The recruitment marketing industry is buzzing this week as sources participating in Google’s Job Ads alpha pilot report that the tech giant will discontinue investment in the pilot by the end of Q1 2024. This update comes on the heels of months of speculation around the seismic shakeup anticipated in job seeker behavior and recruitment digital advertising due to its release.
While Google didn’t give a formal explanation for the shutdown, others in the industry speculate the decision is related to staffing cuts at Google and competing development priorities. Previous market dominance abuse allegations against Google, as well as Google’s own apprehension around user experience issues in the recruitment space, are also thought to have played a part, according to Alexander Chukovski.
In 2017, Google set its sights on the jobs marketplace with the launch of Google for Jobs, which populated a widget with a job search experience when someone used a search query related to jobs or careers. That same year, Google launched an applicant tracking system called Google Hire, but that solution was sunset two years later. A monetization strategy was expected to closely follow the Google for Jobs marketplace release based on Google’s past verticalization strategies (i.e., travel, vehicle, consumer packaged goods (CPG)).
Google for Jobs organic marketplace user experience:
In terms of expected disruption, looking at some of Google’s past strategies can inform how a paid Google Job Ads marketplace might impact the recruitment advertising space. In 2019, for example, Google launched “Google Travel”. The Google Travel user experience claimed top-of-page real estate in the search engine results pages (SERP), where users are 10 times more likely to click as compared to below-the-fold placements.
Google Travel user experience:
Top players in the online travel space, like Booking.com, Tripadvisor, and Expedia, began to see sharp declines in business growth that directly correlated to the timing of the launch of Google Travel.

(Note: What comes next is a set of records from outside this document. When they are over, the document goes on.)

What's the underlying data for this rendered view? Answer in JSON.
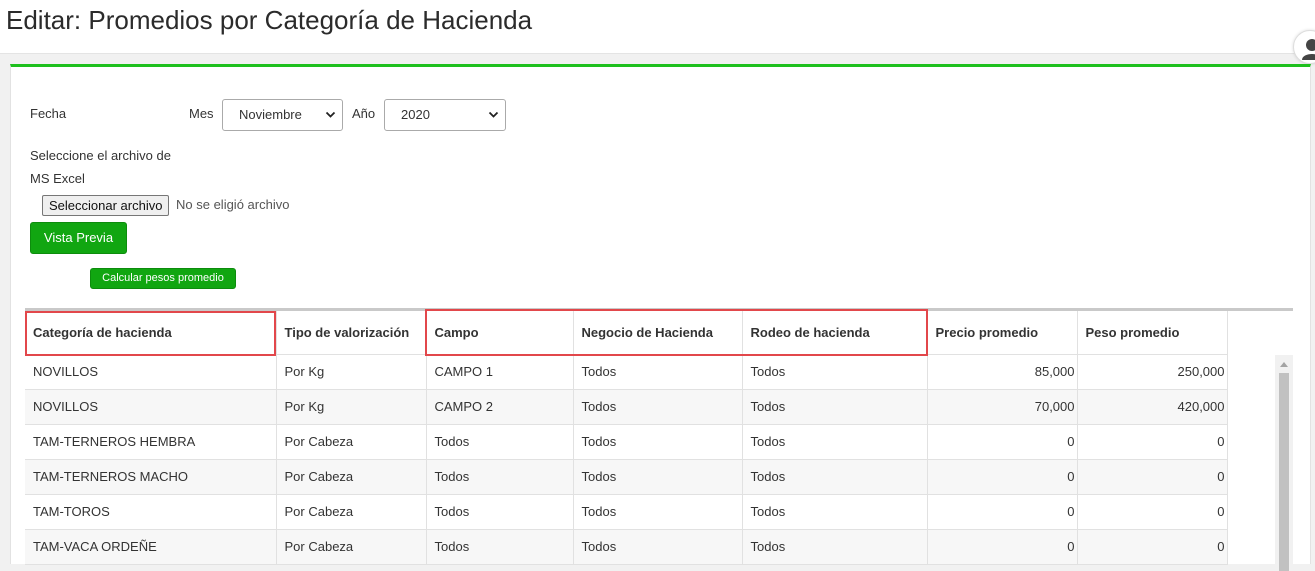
{
  "page": {
    "title": "Editar: Promedios por Categoría de Hacienda"
  },
  "form": {
    "fecha_label": "Fecha",
    "mes_label": "Mes",
    "mes_value": "Noviembre",
    "anio_label": "Año",
    "anio_value": "2020",
    "file_label_line1": "Seleccione el archivo de",
    "file_label_line2": "MS Excel",
    "file_button": "Seleccionar archivo",
    "file_status": "No se eligió archivo",
    "preview_button": "Vista Previa",
    "calc_button": "Calcular pesos promedio"
  },
  "table": {
    "columns": [
      "Categoría de hacienda",
      "Tipo de valorización",
      "Campo",
      "Negocio de Hacienda",
      "Rodeo de hacienda",
      "Precio promedio",
      "Peso promedio"
    ],
    "rows": [
      [
        "NOVILLOS",
        "Por Kg",
        "CAMPO 1",
        "Todos",
        "Todos",
        "85,000",
        "250,000"
      ],
      [
        "NOVILLOS",
        "Por Kg",
        "CAMPO 2",
        "Todos",
        "Todos",
        "70,000",
        "420,000"
      ],
      [
        "TAM-TERNEROS HEMBRA",
        "Por Cabeza",
        "Todos",
        "Todos",
        "Todos",
        "0",
        "0"
      ],
      [
        "TAM-TERNEROS MACHO",
        "Por Cabeza",
        "Todos",
        "Todos",
        "Todos",
        "0",
        "0"
      ],
      [
        "TAM-TOROS",
        "Por Cabeza",
        "Todos",
        "Todos",
        "Todos",
        "0",
        "0"
      ],
      [
        "TAM-VACA ORDEÑE",
        "Por Cabeza",
        "Todos",
        "Todos",
        "Todos",
        "0",
        "0"
      ]
    ]
  },
  "colors": {
    "accent": "#11a611",
    "highlight": "#e2474b",
    "panel_border": "#1ec01e"
  }
}
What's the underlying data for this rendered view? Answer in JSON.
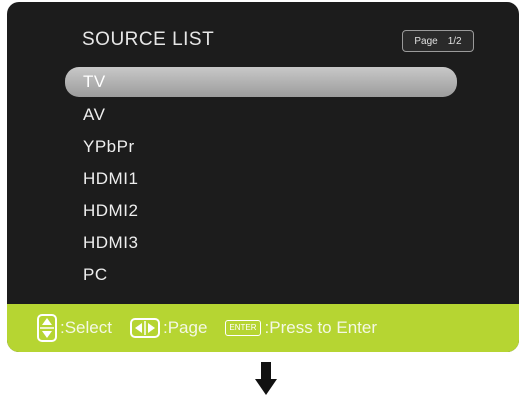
{
  "osd": {
    "title": "SOURCE LIST",
    "page_label": "Page",
    "page_value": "1/2"
  },
  "sources": [
    {
      "label": "TV",
      "selected": true
    },
    {
      "label": "AV",
      "selected": false
    },
    {
      "label": "YPbPr",
      "selected": false
    },
    {
      "label": "HDMI1",
      "selected": false
    },
    {
      "label": "HDMI2",
      "selected": false
    },
    {
      "label": "HDMI3",
      "selected": false
    },
    {
      "label": "PC",
      "selected": false
    }
  ],
  "footer": {
    "select_label": ":Select",
    "page_label": ":Page",
    "enter_key": "ENTER",
    "enter_label": ":Press to Enter"
  },
  "icons": {
    "updown": "up-down-arrows-icon",
    "leftright": "left-right-arrows-icon",
    "enter": "enter-key-icon",
    "next": "down-arrow-icon"
  },
  "colors": {
    "panel": "#1c1c1c",
    "footer": "#b6d532",
    "highlight": "#b4b4b4"
  }
}
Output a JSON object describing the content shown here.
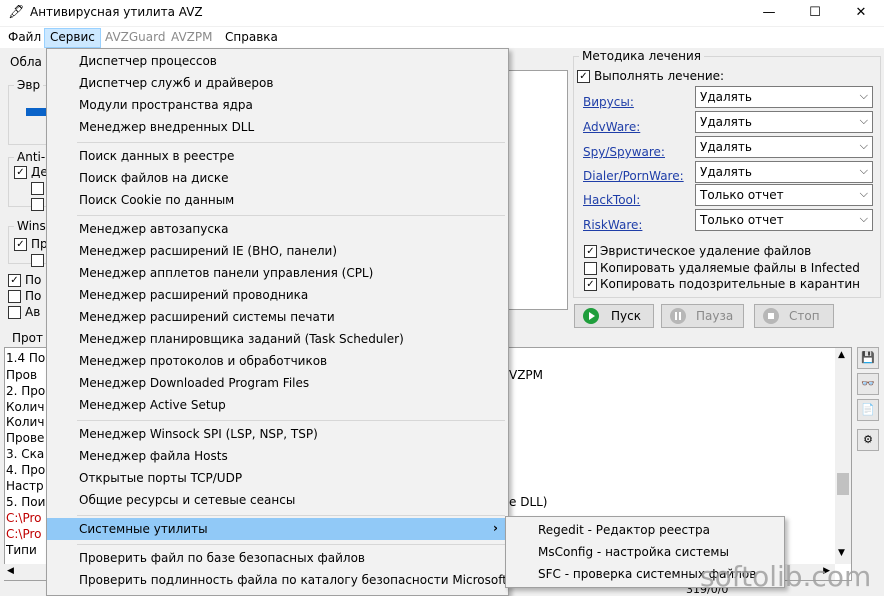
{
  "window": {
    "title": "Антивирусная утилита AVZ",
    "minimize": "—",
    "maximize": "☐",
    "close": "✕"
  },
  "menubar": {
    "file": "Файл",
    "service": "Сервис",
    "avzguard": "AVZGuard",
    "avzpm": "AVZPM",
    "help": "Справка"
  },
  "left": {
    "tab_fragment": "Обла",
    "heur_fragment": "Эвр",
    "anti_fragment": "Anti-",
    "anti_cb_fragment": "Де",
    "wins_fragment": "Wins",
    "wins_cb_fragment": "Пр",
    "cb1_fragment": "По",
    "cb2_fragment": "По",
    "cb3_fragment": "Ав",
    "prot_fragment": "Прот"
  },
  "treatment": {
    "title": "Методика лечения",
    "perform_label": "Выполнять лечение:",
    "rows": [
      {
        "label": "Вирусы:",
        "value": "Удалять"
      },
      {
        "label": "AdvWare:",
        "value": "Удалять"
      },
      {
        "label": "Spy/Spyware:",
        "value": "Удалять"
      },
      {
        "label": "Dialer/PornWare:",
        "value": "Удалять"
      },
      {
        "label": "HackTool:",
        "value": "Только отчет"
      },
      {
        "label": "RiskWare:",
        "value": "Только отчет"
      }
    ],
    "heur_delete": "Эвристическое удаление файлов",
    "copy_deleted": "Копировать удаляемые файлы в  Infected",
    "copy_suspicious": "Копировать подозрительные в  карантин"
  },
  "buttons": {
    "start": "Пуск",
    "pause": "Пауза",
    "stop": "Стоп"
  },
  "log": {
    "left_lines": [
      "1.4 По",
      "Пров",
      "2. Про",
      "Колич",
      "Колич",
      "Прове",
      "3. Ска",
      "4. Про",
      "Настр",
      "5. Пои",
      "C:\\Pro",
      "C:\\Pro",
      "Типи"
    ],
    "right_fragment_1": "VZPM",
    "right_fragment_2": "e DLL)",
    "status": "319/0/0"
  },
  "service_menu": [
    "Диспетчер процессов",
    "Диспетчер служб и драйверов",
    "Модули пространства ядра",
    "Менеджер внедренных DLL",
    "Поиск данных  в реестре",
    "Поиск файлов на диске",
    "Поиск Cookie по данным",
    "Менеджер автозапуска",
    "Менеджер расширений IE (BHO, панели)",
    "Менеджер апплетов панели управления (CPL)",
    "Менеджер расширений проводника",
    "Менеджер расширений системы печати",
    "Менеджер планировщика заданий (Task Scheduler)",
    "Менеджер протоколов и обработчиков",
    "Менеджер Downloaded Program Files",
    "Менеджер Active Setup",
    "Менеджер Winsock SPI (LSP, NSP, TSP)",
    "Менеджер файла Hosts",
    "Открытые порты TCP/UDP",
    "Общие ресурсы и сетевые сеансы",
    "Системные утилиты",
    "Проверить файл по базе безопасных файлов",
    "Проверить подлинность файла по каталогу безопасности Microsoft"
  ],
  "system_utils_submenu": [
    "Regedit - Редактор реестра",
    "MsConfig - настройка системы",
    "SFC - проверка системных файлов"
  ],
  "watermark": "softolib.com",
  "colors": {
    "menu_highlight": "#91c9f7",
    "link": "#1f3ea8",
    "start_icon": "#1f9e3c"
  }
}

Chart source: Forbes
When Recruitics first reported in March 2023 about the launch of Google’s Job Ad alpha testing, a similar disruption to the recruitment industry was predicted to unfold. At that point, beta opportunities were expected to roll out in April 2023, and later in the year, it was communicated that a full public rollout should be anticipated by Q1 2024.
So, what was different about Google’s approach to Job Ads?
Google designed its solution with a low barrier to entry from a technical perspective, allowing employers to create job postings without the need for an indexation of the industry standard XML feed.
Most job boards have historically been very job-centric in that the full multi-paragraph job description (legalese and all) is indexed and distributed verbatim to the job seeker in the SERP. Conversely, Google approached the job ad as just that, an advertisement, and as such, the job title was better thought of as a headline and the job description as concise ad copy designed to engage a potential candidate to click. This design lends itself particularly well to employers hiring for the same or similar roles in multiple markets.
With all that said, initial results for some alpha customers yielded high quality but an overall low volume of applicants.
With 73% of job searches starting on Google, the demand from employers is there. We are still hopeful Google will retool the backend technology for easy scalability and proceed with monetizing Jobs Ads in the future.
In the meantime, the organic job ad widget will still be there to create a bespoke experience for job seekers. Employers can best position themselves by ensuring they have a direct feed of jobs in the Google for Jobs experience. Regarding recruitment advertising dollars, search engine marketing (SEM) remains a top converting lower-funnel paid media channel that rivals, and can sometimes surpass, job boards in application volume delivery.
Google is indisputably the giant within this space, reaching over 80% of internet users in the United States and over 90% of global internet users through their Google Display Network.
Depending on the target audience demographic, there are some other channels employers may want to consider that have emerged as top sources to reach active job seekers. Microsoft Search Advertising, which operates through Bing predominantly, allows advertisers to utilize attributes within LinkedIn profiles, like Job Title, for example, as a unique targeting layer within a paid search campaign. We have seen Microsoft Search Advertising perform exceptionally well within the healthcare industry.
Note: Recruitics is actively pursuing participation in Microsoft Advertising’s beta program for their new Job Listing Ads product.
TikTok has also emerged as a top channel for internet searches, especially among younger users. According to TechCrunch.com, senior Google execs have acknowledged that search behavior among younger users has shifted in recent years to platforms like Instagram and TikTok instead of Google Search.
Note: Ad targeting capabilities are limited on TikTok beyond geography, so video content is paramount to drive successful campaign engagement.
Ultimately, source diversification is a crucial theme as employers think about how to invest their recruitment advertising dollars in 2024. If there is no other takeaway today, every employer should set aside a budget for Search Engine Marketing atop a programmatic job advertising budget and strategy to maximize active job seeker reach.
If you want to learn more about ensuring your job feed is directed to Google correctly and that you have an appropriate budget to garner active job seeker traffic through search engine marketing, contact us today.